Last year Paradigm’s new personal audio-oriented Paradigm SHIFT brand launched a family of E-series earphones (click here to read the Playback review of the Paradigm SHIFT E1, E2m, and E3m), but for this year’s show the brand extended its reach to include full-size headphones to be called the H15 ($199) and the H15NC ($299). The H15 is a passive model sporting 40mm Mylar drivers with 15mm voice coils and Neodymium magnets. The H15 also is set up for headset use in conjunction with cellphones and thus provides an iPhone compatible in-line mic/remote module. According to Paradigm SHIFT, voicing for the H15 was created in the firm’s R&D facilities, which include “an advanced Bruel and Kjaer Head and Torso Simulator); Paradigm SHIFT that voicing insights gleaned from development of Paradigm’s famous loudspeakers help guide the H15 design effort.
The H15NC, in turn, is an active, noise-cancelling version of the H15, and according sports a dual-microphone-equipped, onboard noise cancelling system said to “cancel up to 97.6% of ambient background noise.” In keeping with its top-model status, the H15NC also comes with a somewhat nicer set of accessories and detail finishing touches not found on the lower-cost H15. Attention Christmas shoppers: Both the H15 and H15NC should arrive in late November or early December 2012.
Also new in the Paradigm SHIFT repertoire is the cool new Aera Airplay Speaker System ($599), which the Paradigm SHIFT folks describe as a “no installation, no set up, just plug’n’play … wireless sound solution for every room in the house.” The gist of things is that Aera promises expected levels of Paradigm performance, but—more importantly—also introduces a major leap in ease of use (no IT network certifications required for set-up, etc., etc.). Techies will want to know that the driver complement includes two 1-inch “soft-balanced” aluminum dome tweeters with Neodymium magnets and two 4-inch mid/bass drivers with composite cone woofers and ceramic/ferrite magnets.
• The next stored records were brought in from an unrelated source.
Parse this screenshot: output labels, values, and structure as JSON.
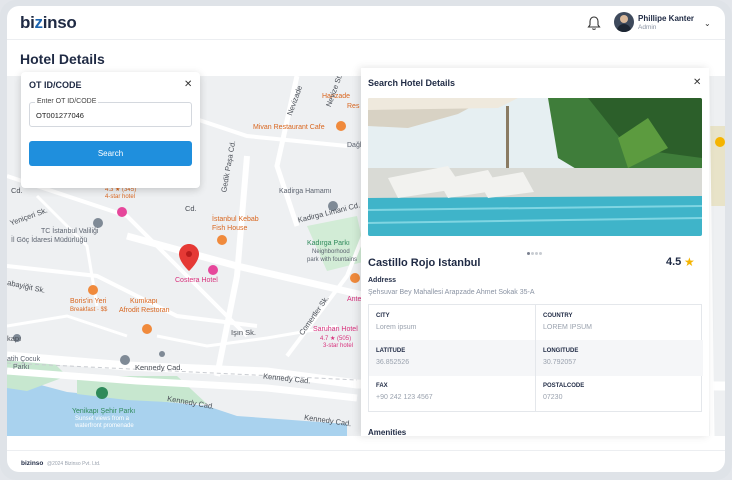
{
  "brand": {
    "name_pre": "bi",
    "name_i": "z",
    "name_post": "inso"
  },
  "header": {
    "user_name": "Phillipe Kanter",
    "user_role": "Admin"
  },
  "page": {
    "title": "Hotel Details"
  },
  "ot_panel": {
    "title": "OT ID/CODE",
    "field_label": "Enter OT ID/CODE",
    "field_value": "OT001277046",
    "search_label": "Search"
  },
  "map": {
    "labels": [
      "Hanzade",
      "Res",
      "Mivan Restaurant Cafe",
      "Dağh",
      "Kadirga Hamamı",
      "İstanbul Kebab",
      "Fish House",
      "Kadirga Limani Cd.",
      "Kadırga Parkı",
      "Neighborhood",
      "park with fountains",
      "TC İstanbul Valiliği",
      "İl Göç İdaresi Müdürlüğü",
      "Costera Hotel",
      "Boris'in Yeri",
      "Breakfast · $$",
      "Kumkapı",
      "Afrodit Restoran",
      "Işın Sk.",
      "Saruhan Hotel",
      "4.7 ★ (505)",
      "3-star hotel",
      "Kennedy Cad.",
      "Kennedy Cad.",
      "Kennedy Cad.",
      "Kennedy Cad.",
      "Yenikapı Şehir Parkı",
      "Sunset views from a",
      "waterfront promenade",
      "Antea",
      "atih Çocuk",
      "Parkı",
      "kapı",
      "abayiğit Sk.",
      "Cd.",
      "Yeniçeri Sk.",
      "Cd.",
      "Comertler Sk.",
      "Nevizade",
      "Nevize St.",
      "Gedik Paşa Cd.",
      "4-star hotel",
      "4.3 ★ (345)"
    ]
  },
  "drawer": {
    "title": "Search Hotel Details",
    "hotel_name": "Castillo Rojo Istanbul",
    "rating": "4.5",
    "address_label": "Address",
    "address_value": "Şehsuvar Bey Mahallesi Arapzade Ahmet Sokak 35-A",
    "fields": [
      {
        "key": "CITY",
        "value": "Lorem ipsum"
      },
      {
        "key": "COUNTRY",
        "value": "LOREM IPSUM"
      },
      {
        "key": "LATITUDE",
        "value": "36.852526"
      },
      {
        "key": "LONGITUDE",
        "value": "30.792057"
      },
      {
        "key": "FAX",
        "value": "+90 242 123 4567"
      },
      {
        "key": "POSTALCODE",
        "value": "07230"
      }
    ],
    "amenities_label": "Amenities"
  },
  "footer": {
    "logo": "bizinso",
    "copyright": "@2024 Bizinso Pvt. Ltd."
  },
  "colors": {
    "primary": "#1f8fdd",
    "brand_accent": "#1c64b0",
    "star": "#f5b400",
    "map_pin": "#e53935"
  },
  "icons": [
    "bell-icon",
    "chevron-down-icon",
    "close-icon",
    "star-icon",
    "map-pin-icon"
  ]
}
The Aera can be controlled via a wireless remote or via control buttons found on the top of its chassis. As you might expect, Aera also serves as a means of building comparatively inexpensive whole home audio systems.
PSB’s Paul Barton is a man on a mission and that mission appears to entail creating ever more affordable ways for music lovers to get a good, big taste of high-end sound. A perfect case in point would be PSB’s new Alpha PS1 self-powered desktop monitor ($300/pair) as rolled out at CEDIA. In a sense, the Alpha PS1 looks—and to an extent sounds—like a miniaturized version of PSB’s critically acclaimed Imagine Mini loudspeaker, but one that is presented in a polycarbonate bass reflex enclosure finished in gloss black. The Alpha PS1 features 1 3.5-inch “metallized polypropylene” mid/bass driver and a ¾-inch aluminum tweeter, and incorporates a built-in 2 x 20-watt amplifier. Rear panel stereo inputs include a 3.5mm mini-jack and a pair of traditional RCA-jacks, while a distinctive touch is a built-in subwoofer output that allows listeners to make an easy transition from 2-channel to 2.1-channel listening, simply by adding a good powered sub such as PSB’s Sub 125 ($450).